Formulae from our spreadsheet

Human hearing is imperfect in the highest and lowest ranges.  High notes are heard by our brains as flat. It is intriguing. We have to make them sharp (based on the measured frequency) to hear them in tune.  In the low ranges notes must be flattened.

We have 6 bars that we have to re-make.  We have cut them, and now need to drill the string holes and shape them.  Most of them are in a range where the fundamental and the first harmonic are NOT a perfect two octaves apart.  The first time we tried to tune that range our strategy failed.  This time, we will shoot for an octave and a sixth as the harmonic.

The video below shows a properly tuned bar.  Three tones are heard: the second harmonic, the first harmonic, and the fundamental.  The fundamental is so low, the little video camera has trouble picking it up.

A tuned marimba bar: demonstrating the harmonics (the movie takes a while to load…. be patient)

Our next big milestone will be Continue reading

Finally Final Tuning

Just a quick update: As purple begins to creep in the progress-o-meter, we start our quest for 61 perfectly tuned bars. Each bar is a very exact and calculated battle and we will soon post more about the journey.

Beauty Revealed

At every step, the hidden inner sounds of the wood grow stronger. Their glowing amber color is irresistible; we run our hands over the finished bars and marvel at the grain.

Wait… we are ahead of ourselves!  Today marked our hundredth hour working on the marimba.  In the weeks prior we drilled and sanded the keys.  Details below…

The beautiful color of oiled African Padauk.
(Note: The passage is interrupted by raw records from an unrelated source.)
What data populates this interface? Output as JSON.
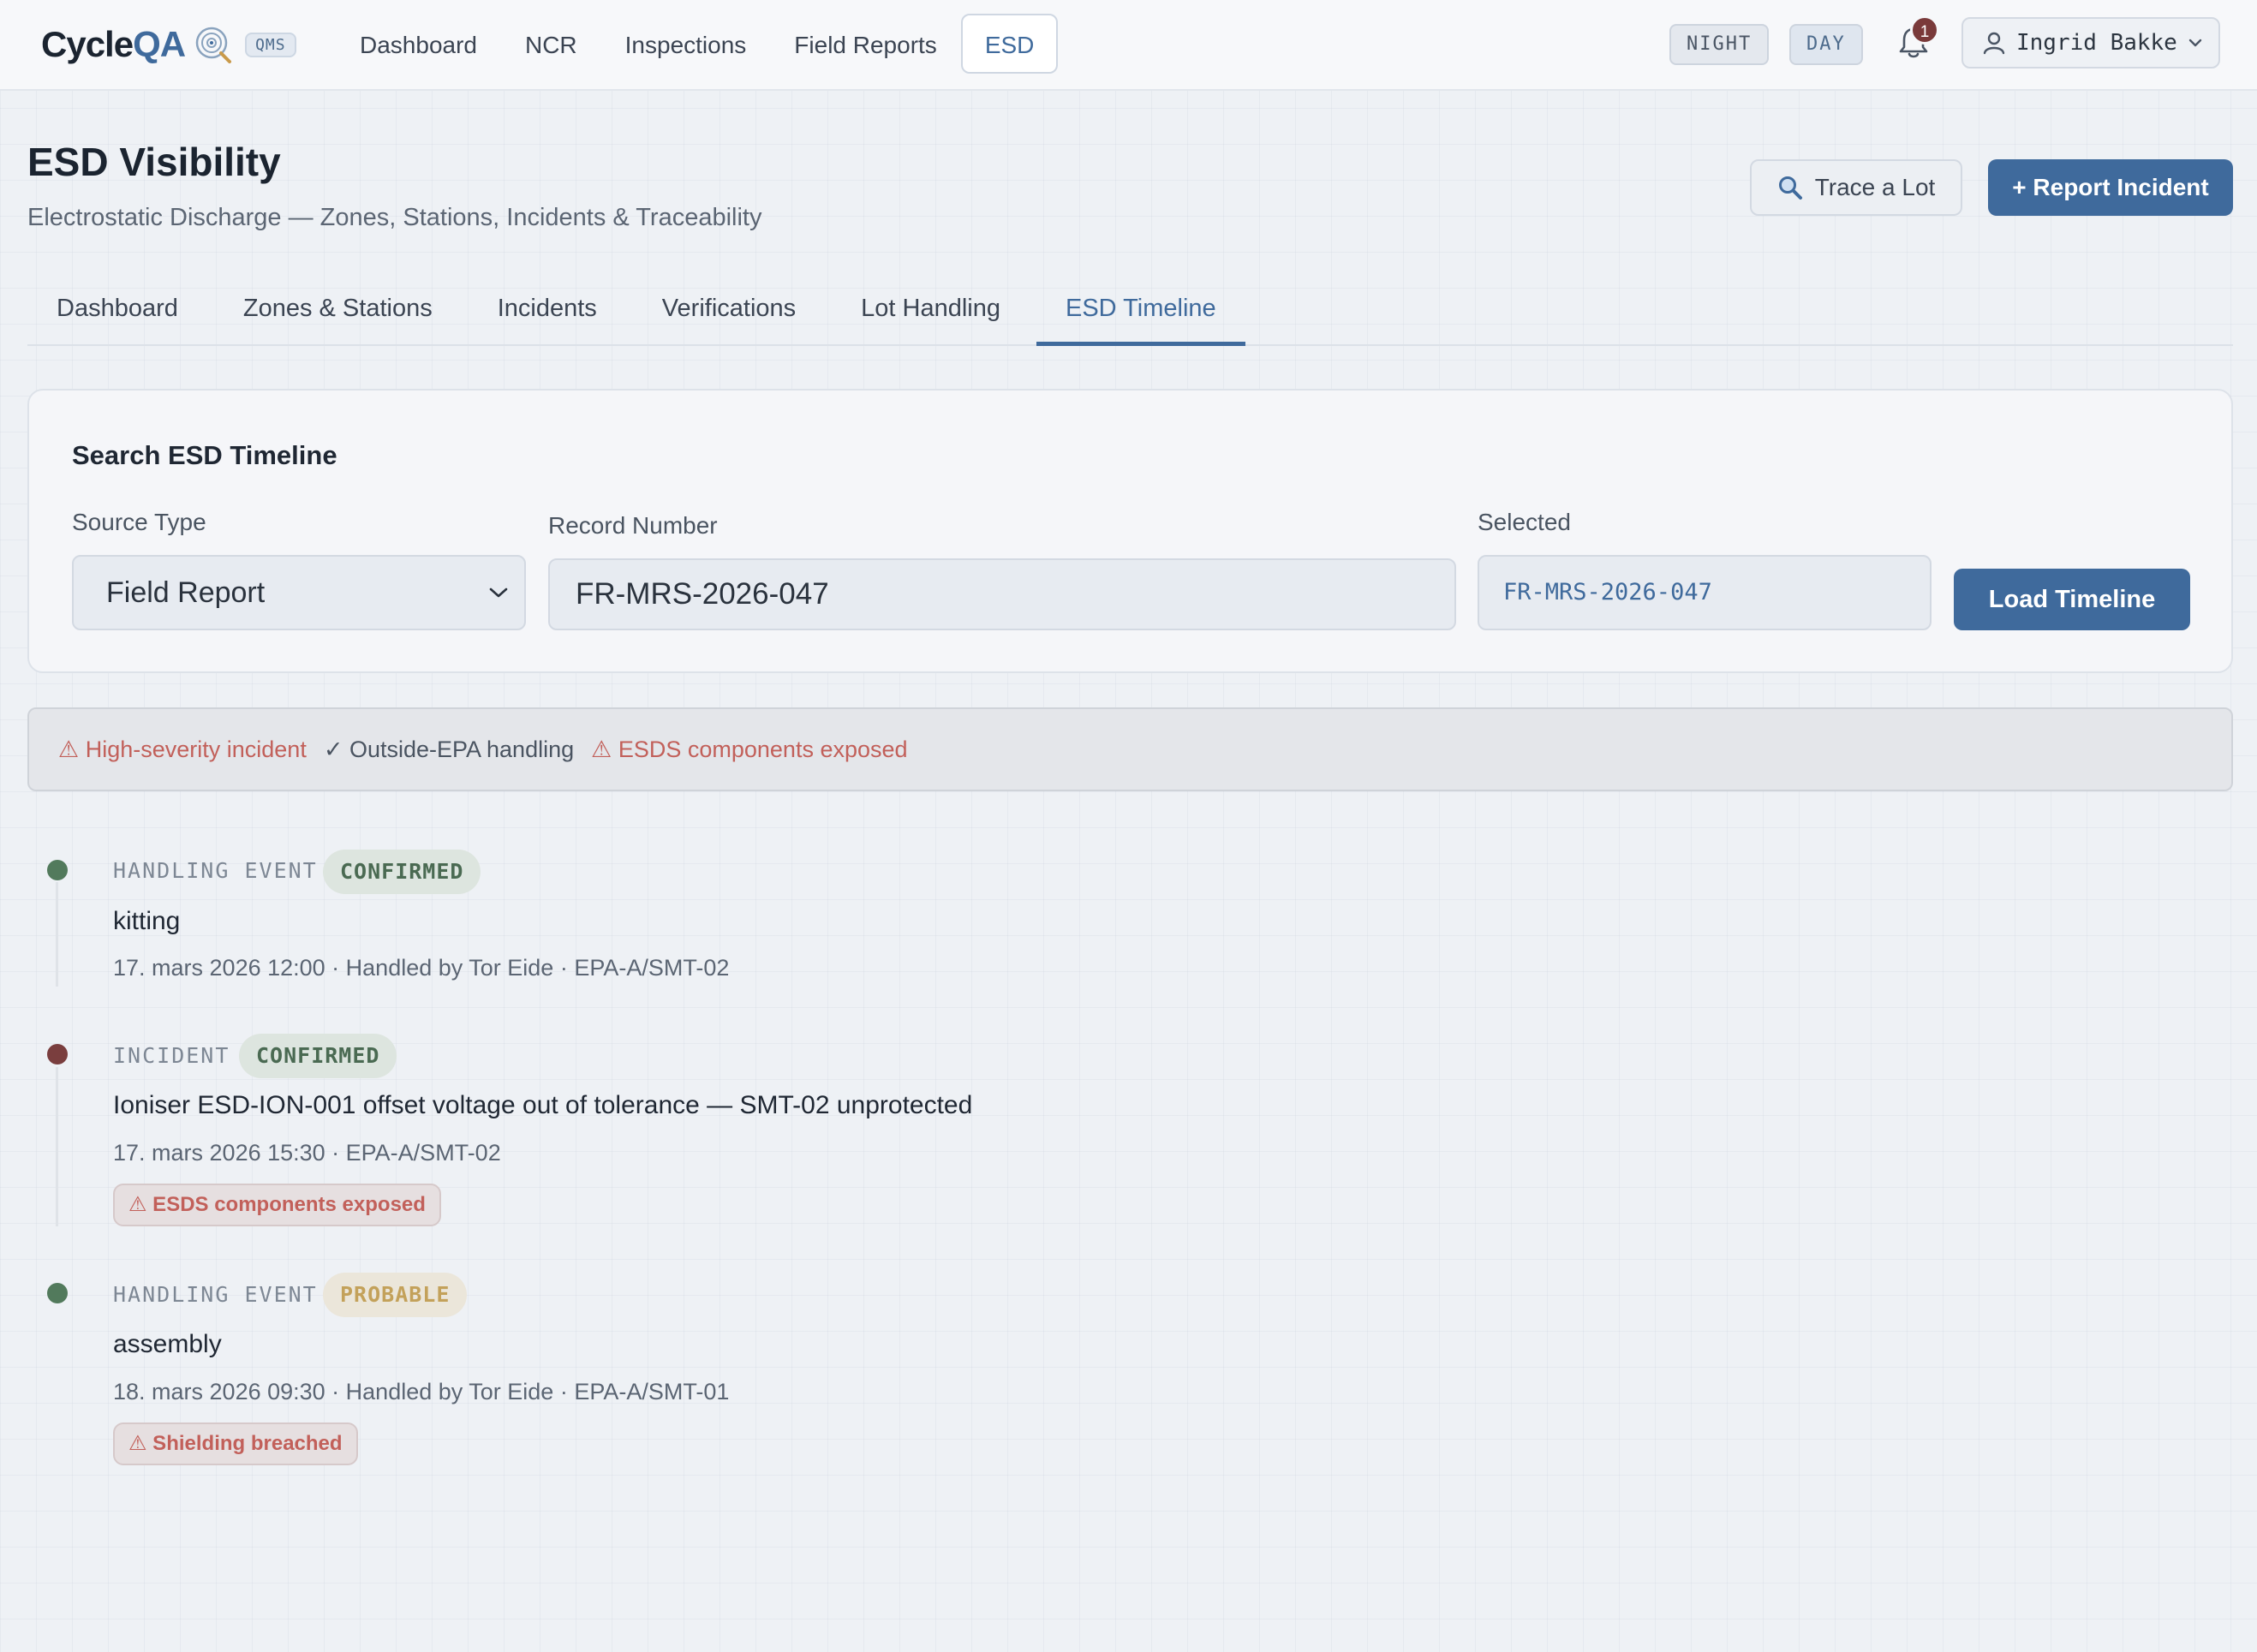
{
  "brand": {
    "name_part1": "Cycle",
    "name_part2": "QA",
    "badge": "QMS"
  },
  "nav": {
    "items": [
      {
        "label": "Dashboard"
      },
      {
        "label": "NCR"
      },
      {
        "label": "Inspections"
      },
      {
        "label": "Field Reports"
      },
      {
        "label": "ESD",
        "active": true
      }
    ],
    "mode_night": "NIGHT",
    "mode_day": "DAY",
    "notifications_count": "1",
    "user_name": "Ingrid Bakke"
  },
  "header": {
    "title": "ESD Visibility",
    "subtitle": "Electrostatic Discharge — Zones, Stations, Incidents & Traceability",
    "trace_button": "Trace a Lot",
    "report_button": "+ Report Incident"
  },
  "tabs": [
    {
      "label": "Dashboard"
    },
    {
      "label": "Zones & Stations"
    },
    {
      "label": "Incidents"
    },
    {
      "label": "Verifications"
    },
    {
      "label": "Lot Handling"
    },
    {
      "label": "ESD Timeline",
      "active": true
    }
  ],
  "search": {
    "title": "Search ESD Timeline",
    "source_type_label": "Source Type",
    "source_type_value": "Field Report",
    "record_number_label": "Record Number",
    "record_number_value": "FR-MRS-2026-047",
    "selected_label": "Selected",
    "selected_value": "FR-MRS-2026-047",
    "load_button": "Load Timeline"
  },
  "flags": [
    {
      "text": "⚠ High-severity incident",
      "kind": "warn"
    },
    {
      "text": "✓ Outside-EPA handling",
      "kind": "ok"
    },
    {
      "text": "⚠ ESDS components exposed",
      "kind": "warn"
    }
  ],
  "timeline": [
    {
      "kind": "HANDLING EVENT",
      "status": "CONFIRMED",
      "title": "kitting",
      "meta": "17. mars 2026 12:00 · Handled by Tor Eide · EPA-A/SMT-02",
      "badge": ""
    },
    {
      "kind": "INCIDENT",
      "status": "CONFIRMED",
      "title": "Ioniser ESD-ION-001 offset voltage out of tolerance — SMT-02 unprotected",
      "meta": "17. mars 2026 15:30 · EPA-A/SMT-02",
      "badge": "⚠ ESDS components exposed"
    },
    {
      "kind": "HANDLING EVENT",
      "status": "PROBABLE",
      "title": "assembly",
      "meta": "18. mars 2026 09:30 · Handled by Tor Eide · EPA-A/SMT-01",
      "badge": "⚠ Shielding breached"
    }
  ],
  "colors": {
    "accent": "#3f6a9c",
    "warning": "#c2605a",
    "confirmed": "#4a6a52",
    "probable": "#c3a15a"
  }
}
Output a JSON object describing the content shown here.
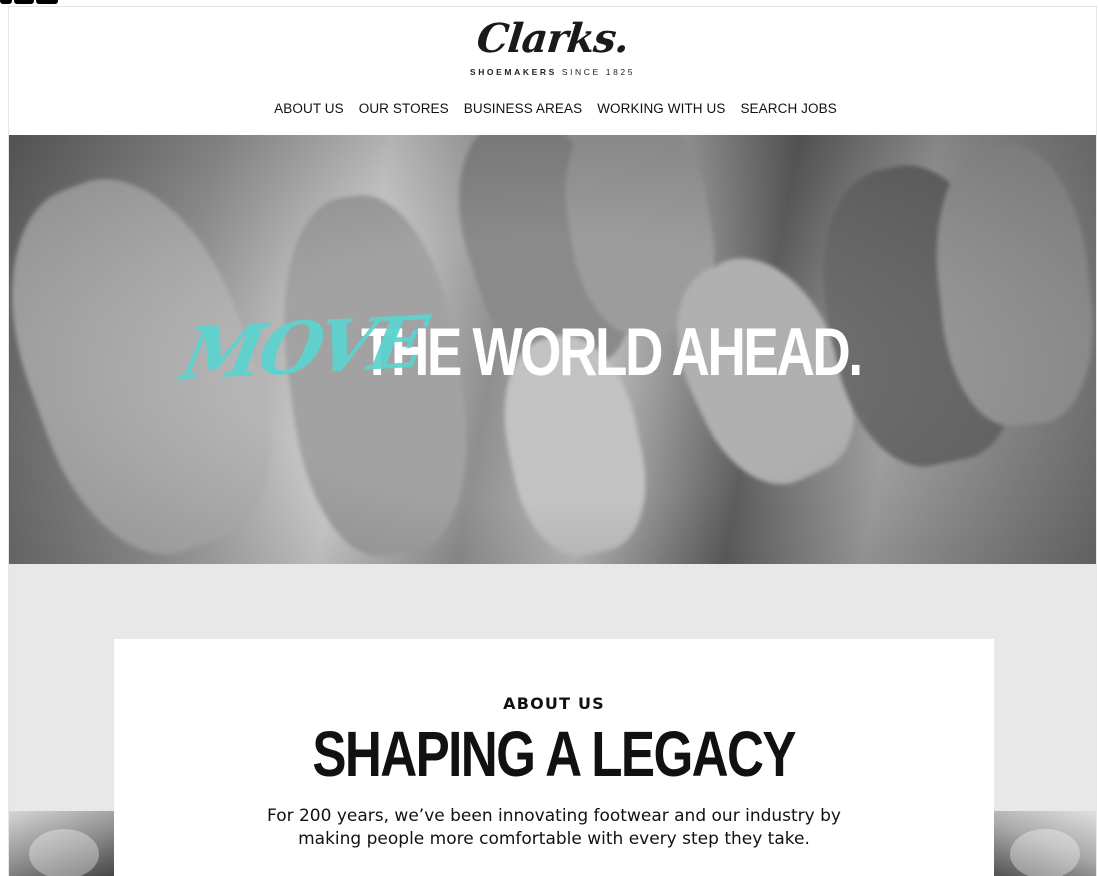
{
  "header": {
    "logo_text": "Clarks.",
    "logo_sub_bold": "SHOEMAKERS",
    "logo_sub_rest": " SINCE 1825",
    "nav": [
      {
        "label": "ABOUT US"
      },
      {
        "label": "OUR STORES"
      },
      {
        "label": "BUSINESS AREAS"
      },
      {
        "label": "WORKING WITH US"
      },
      {
        "label": "SEARCH JOBS"
      }
    ]
  },
  "hero": {
    "tagline_script": "MOVE",
    "tagline_main": "THE WORLD AHEAD.",
    "accent_color": "#5ed3cf"
  },
  "about": {
    "eyebrow": "ABOUT US",
    "title": "SHAPING A LEGACY",
    "body": "For 200 years, we’ve been innovating footwear and our industry by making people more comfortable with every step they take."
  }
}
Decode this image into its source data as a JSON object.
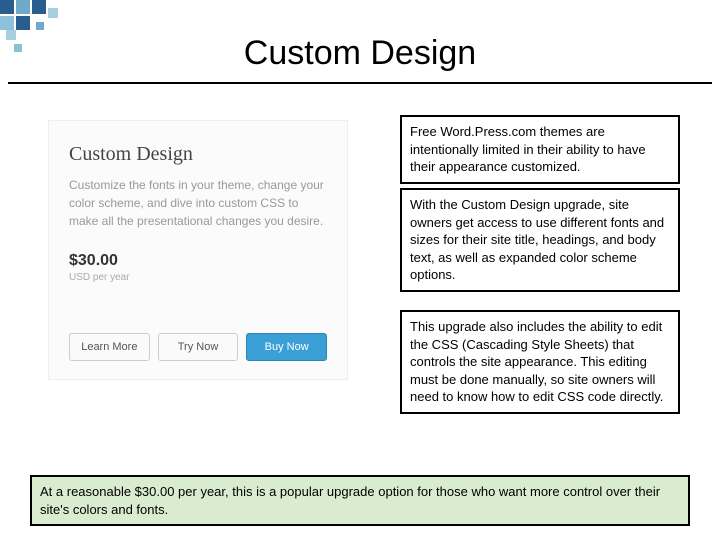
{
  "title": "Custom Design",
  "card": {
    "heading": "Custom Design",
    "description": "Customize the fonts in your theme, change your color scheme, and dive into custom CSS to make all the presentational changes you desire.",
    "price": "$30.00",
    "price_note": "USD per year",
    "buttons": {
      "learn": "Learn More",
      "try": "Try Now",
      "buy": "Buy Now"
    }
  },
  "boxes": {
    "b1": "Free Word.Press.com themes are intentionally limited in their ability to have their appearance customized.",
    "b2": "With the Custom Design upgrade, site owners get access to use different fonts and sizes for their site title, headings, and body text, as well as expanded color scheme options.",
    "b3": "This upgrade also includes the ability to edit the CSS (Cascading Style Sheets) that controls the site appearance.  This editing must be done manually, so site owners will need to know how to edit CSS code directly."
  },
  "footer": "At a reasonable $30.00 per year, this is a popular upgrade option for those who want more control over their site's colors and fonts."
}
Over time, the wood will darken to a rich red-brown.

D2, the third lowest bar

The first step was to calculate Continue reading